On Mike Ditka's first meeting with the team when he became head coach of the Bears: "When Mike came in he said that we were going to win the Super Bowl. Everybody just looked around and thought, 'Yeah, right.' But you could tell he meant it. He said, 'You can come along for the ride, or you can get off. Either way, we're still going.' From that first day, you could tell things were different. Everyone believed, we began focusing on perfection, which I believe is how you have to play the game. You have to set your goals impossibly high. And winning the Super Bowl is the ultimate goal. Mike changed everything."
On performing at a high level over a number of years: "I've always thought that consistency is the most difficult thing to attain in life. Anyone can be good for a day, or a year. But can you be consistently great? That's so much more difficult. It requires a person to continue to work hard even after they've achieved success. It requires sacrifice even after sacrifice is no longer required. It requires a hunger in a person that's about more than just making it. It's about staying there. Whether an athlete or an actor or a musician or a businessman, I think that staying on top of your profession for a long period is the most difficult thing."
On what winning a title can do to a team: "Do you know how difficult it is to keep people hungry, to keep people humble enough to say, 'Hey, whatever I can do to ensure and enhance the team's success, I'm willing to do it?' After you've been to the mountaintop? Everybody wanted something more. Guys who were second-team, guys who were third-string, they wanted to be more in the spotlight, they wanted more and more.

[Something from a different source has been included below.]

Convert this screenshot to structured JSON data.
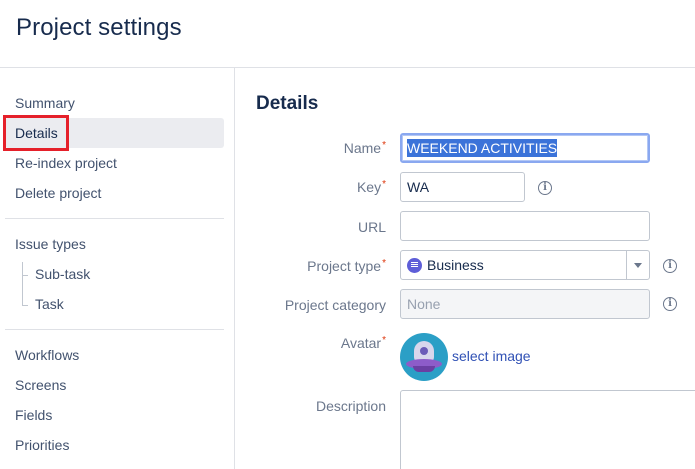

You can only slice up a pie in so many ways, but for everybody to get an equal slice, everybody has to do their part."
On why team success is so fulfilling: "When you're working with a group and you win, that's the best feeling in the world, bar none. Whatever you do in life, be it tennis, or golf, or running, or whatever, you can do all these things based upon our own ability. It doesn't mean anything in a team sports environment. Once you accomplish that, it's nothing compared to being able to accomplish a goal with other people, when you're depending on their effort as well as your own to accomplish your goal. It's something special because there are so many variables that are involved. Everything has to click. Everything has to go just right because everybody is working against you."
On why he didn't get into coaching after his playing days: "I never could even think about it. I could never coach because I never understood the workout ethic and the philosophies of any other athlete I've ever met. When I practiced, I literally would vomit if I had to. I worked myself and gave all of myself even if it was practice. "